Several of our friends from Thursday night were in the bar again and we enjoyed catching up with them. It was obvious that Osman had been about to start playing dominoes with his friends when we arrived and I was worried we had interrupted them though everyone seemed happy to chat with us instead of play. When I mentioned this to Osman he insisted we play with them and soon we were embroiled in a rapid dominoes tournament which involved 4 players for each round with those players changing regularly as various people came and went from the bar. Several of Osman's friends and a couple of the PAYS guys would join the tournament for a few hands of dominoes and a swift rum and then leave again as Jamie and I rotated in and out of the game. It was great fun and such a nice way to meet people. We have a set of dominoes on-board Hamble Warrior and I think we will play now and remember our friends from Dominica when we do!

We met so many people in those couple of nights at Osman's little bar and they all made us feel so welcome - in such a short time Dominica had come to feel like home and we were going to miss it terribly. We had quite an emotional goodbye with Osman whom we promised we would visit if - or when - we were back in this area. That night he gifted us the most beautiful pineapple that he had grown on his farm and brought to the bar especially for us; and a huge slice of pumpkin with instructions on how to make the special Dominica Pumpkin Soup. He is a truly lovely person and a special soul and he and his friends along with everyone else we met during our stay made us feel so welcome on this paradise island.

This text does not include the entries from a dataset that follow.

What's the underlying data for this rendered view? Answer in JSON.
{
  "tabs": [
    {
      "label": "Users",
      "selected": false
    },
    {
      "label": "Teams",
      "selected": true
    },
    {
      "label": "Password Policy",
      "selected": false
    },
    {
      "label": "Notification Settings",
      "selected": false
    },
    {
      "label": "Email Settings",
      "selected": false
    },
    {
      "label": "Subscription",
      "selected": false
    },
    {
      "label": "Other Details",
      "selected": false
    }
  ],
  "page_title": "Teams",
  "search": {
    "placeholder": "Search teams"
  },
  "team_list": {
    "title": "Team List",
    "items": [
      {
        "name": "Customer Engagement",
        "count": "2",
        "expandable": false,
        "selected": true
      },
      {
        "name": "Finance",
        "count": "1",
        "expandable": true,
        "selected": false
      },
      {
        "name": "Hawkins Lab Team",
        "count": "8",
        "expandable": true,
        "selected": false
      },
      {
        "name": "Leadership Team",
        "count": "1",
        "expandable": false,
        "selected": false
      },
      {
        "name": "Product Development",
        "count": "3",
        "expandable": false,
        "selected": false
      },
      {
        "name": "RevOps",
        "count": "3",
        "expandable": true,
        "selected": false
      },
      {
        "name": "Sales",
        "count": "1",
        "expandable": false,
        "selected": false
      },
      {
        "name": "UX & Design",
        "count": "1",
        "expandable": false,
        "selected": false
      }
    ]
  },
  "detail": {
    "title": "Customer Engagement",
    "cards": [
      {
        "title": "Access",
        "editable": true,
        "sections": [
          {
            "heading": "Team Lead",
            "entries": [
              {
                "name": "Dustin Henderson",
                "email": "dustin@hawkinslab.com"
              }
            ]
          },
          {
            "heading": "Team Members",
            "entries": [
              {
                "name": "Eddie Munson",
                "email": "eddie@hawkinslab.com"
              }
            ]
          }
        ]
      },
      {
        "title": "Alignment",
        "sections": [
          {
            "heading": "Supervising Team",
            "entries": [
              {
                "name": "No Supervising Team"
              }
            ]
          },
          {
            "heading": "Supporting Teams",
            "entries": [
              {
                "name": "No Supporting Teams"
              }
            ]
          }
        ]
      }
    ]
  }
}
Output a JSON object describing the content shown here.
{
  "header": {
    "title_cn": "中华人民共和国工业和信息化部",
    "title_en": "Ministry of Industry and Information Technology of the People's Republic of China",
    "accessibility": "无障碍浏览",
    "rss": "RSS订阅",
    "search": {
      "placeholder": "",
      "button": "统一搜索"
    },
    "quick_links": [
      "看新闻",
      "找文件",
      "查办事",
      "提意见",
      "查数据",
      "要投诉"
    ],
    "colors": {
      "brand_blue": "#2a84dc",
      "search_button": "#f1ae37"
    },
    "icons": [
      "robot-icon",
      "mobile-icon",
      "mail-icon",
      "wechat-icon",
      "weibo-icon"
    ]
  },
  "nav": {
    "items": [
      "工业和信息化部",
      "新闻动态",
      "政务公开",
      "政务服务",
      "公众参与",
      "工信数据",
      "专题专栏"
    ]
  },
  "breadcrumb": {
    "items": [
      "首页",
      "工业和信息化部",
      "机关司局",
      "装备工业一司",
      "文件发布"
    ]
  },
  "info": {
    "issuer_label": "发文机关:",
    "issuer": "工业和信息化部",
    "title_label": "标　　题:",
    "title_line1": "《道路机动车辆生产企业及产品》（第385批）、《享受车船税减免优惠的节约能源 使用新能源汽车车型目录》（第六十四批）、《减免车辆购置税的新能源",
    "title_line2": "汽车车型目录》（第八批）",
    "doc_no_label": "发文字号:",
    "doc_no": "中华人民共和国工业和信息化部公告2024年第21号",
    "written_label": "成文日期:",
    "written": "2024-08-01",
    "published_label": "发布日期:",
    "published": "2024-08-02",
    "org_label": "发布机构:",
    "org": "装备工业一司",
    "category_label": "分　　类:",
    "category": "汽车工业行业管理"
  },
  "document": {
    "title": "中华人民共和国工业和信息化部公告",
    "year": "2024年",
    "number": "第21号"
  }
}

On Sunday we invited our friends Jeanette & Les from neighbouring boat "Ocean Strider" to join us on-board for a BBQ where we had a lovely night sharing our experiences of the island and what we had each discovered. We all came to the conclusion that there was far too much of paradise to explore in just a couple of weeks.

Monday dawned and we took our water cans ashore on a couple of runs to top up our water tanks from the tap at the PAYS office. We said our goodbyes to the PAYS guys that were around; Maverick who had greeted us when we first arrived, Providence and Daniel; all of whom we'd got to know through PAYS and through Osman.

At 3 o'clock we lifted our anchor and set out of Prince Rupert Bay and away from Portsmouth to sail along the coast of the island and down to Martinique.